CH is the abbreviation for Switzerland, the 132nd largest country in the world. Officially the Swiss Confederation, Switzerland is a country located in Europe, bordering 5 countries – Austria, France, Germany, Italy, and Liechtenstein. Major cities include Zurich (population: 341,719), Geneva (population: 183,970), Basel (population: 164,477), Bern (population: 121,620), Lausanne (population: 116,740), Winterthur (population: 91,897), St. Gallen (population: 70,561), Lugano (population: 62,989), Lucerne (population: 57,055), and Biel/Bienne (population: 48,603).
- Capital: None
- Language: German, French, Italian, Romansh
- Area: 41,285 km2
- Population: 8,508,887
- Currency: Swiss franc (CHF)
- Time zone: UTC+1
- Calling code: 41
- ISO 2-Letter Abbreviation: CH
- UN 3-Letter Abbreviation: CHE
- Internet TLD: .ch
- State Government Website: http://admin.ch
List of Switzerland Acronyms
The most commonly used abbreviations about Switzerland are CH which stands for Switzerland and CHF which means Swiss franc (Switzerland currency). In the following table, you can see all acronyms related to Switzerland, including abbreviations for airport, city, school, port, government, and etc.
Switzerland consists of three different landscapes; The Jura Mountains, the Alps, and the Mittelland Plains. Mittelland is the area between the Jura mountains in the west, the Alps in the south and the river Rhine in the northeast. Here are the country’s largest agricultural areas. In the Alps lies Switzerland’s highest mountain, Dourspitze, 4634 meters above sea level. Vegetation and flora are diverse and characterized by the country being within several climatic zones. The mountain flora is rich and varied. Several of Europe’s most important rivers flow through Switzerland, and the country has many lakes.

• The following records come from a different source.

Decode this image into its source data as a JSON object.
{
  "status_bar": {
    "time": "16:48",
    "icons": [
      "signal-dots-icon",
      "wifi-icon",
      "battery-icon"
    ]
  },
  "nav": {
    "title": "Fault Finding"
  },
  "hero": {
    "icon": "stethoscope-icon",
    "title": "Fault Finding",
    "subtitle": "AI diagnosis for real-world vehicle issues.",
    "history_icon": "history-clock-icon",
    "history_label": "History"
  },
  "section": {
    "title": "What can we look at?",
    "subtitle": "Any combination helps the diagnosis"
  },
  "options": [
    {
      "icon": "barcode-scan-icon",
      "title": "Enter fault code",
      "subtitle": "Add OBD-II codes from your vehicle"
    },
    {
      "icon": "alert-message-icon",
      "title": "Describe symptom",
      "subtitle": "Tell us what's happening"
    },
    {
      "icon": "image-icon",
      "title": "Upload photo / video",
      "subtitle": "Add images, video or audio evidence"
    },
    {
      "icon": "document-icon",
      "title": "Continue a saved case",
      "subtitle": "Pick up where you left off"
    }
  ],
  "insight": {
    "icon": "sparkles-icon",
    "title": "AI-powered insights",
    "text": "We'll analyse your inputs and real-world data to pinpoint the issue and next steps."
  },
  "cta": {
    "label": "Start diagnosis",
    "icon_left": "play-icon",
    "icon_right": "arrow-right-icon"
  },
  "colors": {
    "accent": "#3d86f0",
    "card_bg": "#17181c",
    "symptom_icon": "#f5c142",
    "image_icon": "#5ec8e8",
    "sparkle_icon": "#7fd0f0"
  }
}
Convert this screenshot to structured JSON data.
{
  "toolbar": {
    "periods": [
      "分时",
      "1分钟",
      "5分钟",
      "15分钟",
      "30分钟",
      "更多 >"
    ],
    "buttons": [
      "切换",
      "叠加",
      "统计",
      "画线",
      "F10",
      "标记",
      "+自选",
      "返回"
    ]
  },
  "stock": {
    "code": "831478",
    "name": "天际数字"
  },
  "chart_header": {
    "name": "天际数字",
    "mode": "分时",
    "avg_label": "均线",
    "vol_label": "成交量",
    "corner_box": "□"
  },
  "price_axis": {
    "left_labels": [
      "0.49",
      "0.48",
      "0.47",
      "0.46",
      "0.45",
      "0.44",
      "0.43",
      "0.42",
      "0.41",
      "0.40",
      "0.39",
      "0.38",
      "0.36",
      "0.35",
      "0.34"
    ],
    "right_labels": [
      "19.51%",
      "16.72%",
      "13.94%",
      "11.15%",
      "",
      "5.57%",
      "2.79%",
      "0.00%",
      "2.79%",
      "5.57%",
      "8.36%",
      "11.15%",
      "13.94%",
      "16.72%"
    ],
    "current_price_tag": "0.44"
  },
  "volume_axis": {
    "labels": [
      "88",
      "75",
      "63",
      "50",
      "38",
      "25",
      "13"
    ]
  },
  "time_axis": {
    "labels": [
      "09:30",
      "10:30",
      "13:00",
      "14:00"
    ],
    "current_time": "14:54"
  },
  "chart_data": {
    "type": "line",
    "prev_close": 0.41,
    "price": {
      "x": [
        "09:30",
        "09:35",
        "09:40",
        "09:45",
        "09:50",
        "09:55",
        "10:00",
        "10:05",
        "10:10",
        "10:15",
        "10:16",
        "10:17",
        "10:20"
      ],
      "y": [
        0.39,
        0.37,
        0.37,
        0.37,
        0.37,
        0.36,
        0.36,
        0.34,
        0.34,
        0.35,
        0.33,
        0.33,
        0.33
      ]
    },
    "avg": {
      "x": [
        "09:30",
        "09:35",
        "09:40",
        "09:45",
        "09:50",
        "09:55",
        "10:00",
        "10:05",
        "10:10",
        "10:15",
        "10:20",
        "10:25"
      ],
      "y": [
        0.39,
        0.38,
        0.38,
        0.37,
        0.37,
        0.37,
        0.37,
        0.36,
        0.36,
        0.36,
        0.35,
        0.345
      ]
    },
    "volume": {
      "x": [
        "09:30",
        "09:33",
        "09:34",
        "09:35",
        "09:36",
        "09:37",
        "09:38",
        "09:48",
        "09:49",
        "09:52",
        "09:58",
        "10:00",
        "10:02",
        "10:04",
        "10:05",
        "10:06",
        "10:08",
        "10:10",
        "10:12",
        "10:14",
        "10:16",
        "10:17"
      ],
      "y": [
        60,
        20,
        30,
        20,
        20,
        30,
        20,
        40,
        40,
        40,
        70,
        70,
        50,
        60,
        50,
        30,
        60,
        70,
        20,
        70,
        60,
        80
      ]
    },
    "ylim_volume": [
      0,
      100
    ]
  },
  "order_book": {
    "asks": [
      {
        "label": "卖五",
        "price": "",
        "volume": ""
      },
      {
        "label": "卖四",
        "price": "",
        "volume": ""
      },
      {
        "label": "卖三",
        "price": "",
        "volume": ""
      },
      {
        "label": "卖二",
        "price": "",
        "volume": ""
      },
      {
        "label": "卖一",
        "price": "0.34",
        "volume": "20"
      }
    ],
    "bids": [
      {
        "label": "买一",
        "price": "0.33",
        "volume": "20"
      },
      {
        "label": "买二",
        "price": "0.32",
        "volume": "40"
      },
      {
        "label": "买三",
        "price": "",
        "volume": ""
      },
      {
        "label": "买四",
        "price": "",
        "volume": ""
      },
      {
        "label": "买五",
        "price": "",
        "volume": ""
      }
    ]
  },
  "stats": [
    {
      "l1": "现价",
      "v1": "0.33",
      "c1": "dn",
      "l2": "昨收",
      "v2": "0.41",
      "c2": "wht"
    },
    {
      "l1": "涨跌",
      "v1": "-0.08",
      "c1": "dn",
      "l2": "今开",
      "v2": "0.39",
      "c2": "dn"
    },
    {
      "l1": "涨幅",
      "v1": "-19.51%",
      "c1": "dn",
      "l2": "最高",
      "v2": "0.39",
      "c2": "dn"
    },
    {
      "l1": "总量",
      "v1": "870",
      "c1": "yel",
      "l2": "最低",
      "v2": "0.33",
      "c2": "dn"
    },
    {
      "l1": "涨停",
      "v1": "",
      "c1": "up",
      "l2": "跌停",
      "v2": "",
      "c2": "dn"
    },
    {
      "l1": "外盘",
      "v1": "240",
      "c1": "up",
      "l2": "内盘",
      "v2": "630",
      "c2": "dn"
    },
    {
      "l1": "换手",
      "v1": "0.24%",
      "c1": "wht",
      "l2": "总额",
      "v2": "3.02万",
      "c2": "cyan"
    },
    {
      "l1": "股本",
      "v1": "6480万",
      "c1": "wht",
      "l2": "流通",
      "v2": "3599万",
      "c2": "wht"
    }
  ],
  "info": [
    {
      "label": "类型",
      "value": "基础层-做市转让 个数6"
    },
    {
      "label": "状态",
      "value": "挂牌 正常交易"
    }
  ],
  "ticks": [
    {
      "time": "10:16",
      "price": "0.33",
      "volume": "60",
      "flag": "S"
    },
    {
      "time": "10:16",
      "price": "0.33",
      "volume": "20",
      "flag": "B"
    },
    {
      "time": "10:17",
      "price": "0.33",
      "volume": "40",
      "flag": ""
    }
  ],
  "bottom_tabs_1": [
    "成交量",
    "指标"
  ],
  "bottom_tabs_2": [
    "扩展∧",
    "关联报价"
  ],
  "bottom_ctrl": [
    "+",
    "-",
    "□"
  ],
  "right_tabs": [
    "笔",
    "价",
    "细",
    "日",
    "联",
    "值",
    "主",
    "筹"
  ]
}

The biggest climate challenge in Switzerland is acid rainfall caused by man-made pollution. Acid rainfall is particularly threatening trees and forest growth in the country. Due to high rainfall amounts of both rain and snow in the mountains, trees are especially important, as they prevent soil erosion and avalanches. Drainage from agriculture also creates a major problem, as it pollutes rivers and water.
People have lived in Switzerland for 50,000 years. The country has been subject to both the Roman Empire, France and the German-Roman Empire. In 1291, the people of three states (also called cantons) came together to form an “oath union”. The goal was to stand together against external attacks. This is considered the origin of today’s Switzerland. Throughout the 1300s, several cantons joined the union, but the government in the country remained more like a collaboration than a country. In the 18th century, Switzerland was invaded by Napoleon and his French forces. In this connection, the country was renamed the Helvetian Confederation (Confoedaratio Helvetica). Although the covenant of oaths between the cantons was restored after the fall of Napoleon, the country’s international abbreviation has remained “CH”.
After a civil war in the mid-1800s, Switzerland was given a new constitution. It states that the country should be a federal state where the cantons have a lot of power. After the new constitution was put into effect, Switzerland has been very politically stable, which also characterizes the country internationally.
Throughout the 1900s, Switzerland remained neutral throughout both world wars. Nevertheless, Switzerland has been accused of avoiding World War II by passively cooperating with Nazi Germany on the Jewish extermination, and allowing its banks to manage gold Germany had stolen in occupied countries.
Society and politics
Switzerland is a federal republic. The country consists of 26 states (cantons), all of whom have much power over their own policies.
The political system in Switzerland is characterized by a lot of direct democracy, where the people can, by means of referendums, change government decisions. The central power, the government and parliament, is therefore weaker than in most other countries. This form of government has made it possible to keep the religious, linguistic and geographically divided country together. Despite the political stability that the political system has created, it has made it difficult to achieve major societal changes. Among other things, the country did not get general voting rights for women until 1971, and the last canton did not allow this until 1990.
Immigration and crime are among the most important domestic political issues in the country. This has made the right-wing Swiss People’s Party (SVP) the country’s largest party. The SVP represents a very anti-immigration policy, and has been accused of racism by the UN.
Economics and Commerce
Switzerland is one of the richest countries in the world, with low unemployment and a highly educated population. The Swiss economy is very stable and has grown strongly throughout the post-war period. Switzerland’s economy is driven by finance and insurance, exports of electronics and machinery, and tourism. The country’s political stability, the strong currency and the “Bank secrecy” (Swiss banks are only obliged in exceptional cases to provide information about their customers) have provided the banks with a lot of foreign capital.
From 1992, Switzerland has been a member of the World Bank and the International Monetary Fund (IMF). The government applied for membership in the EU in the same year, which a referendum later rejected. The country has since had a trade agreement with the EU. In 2005, Switzerland joined the Schengen cooperation.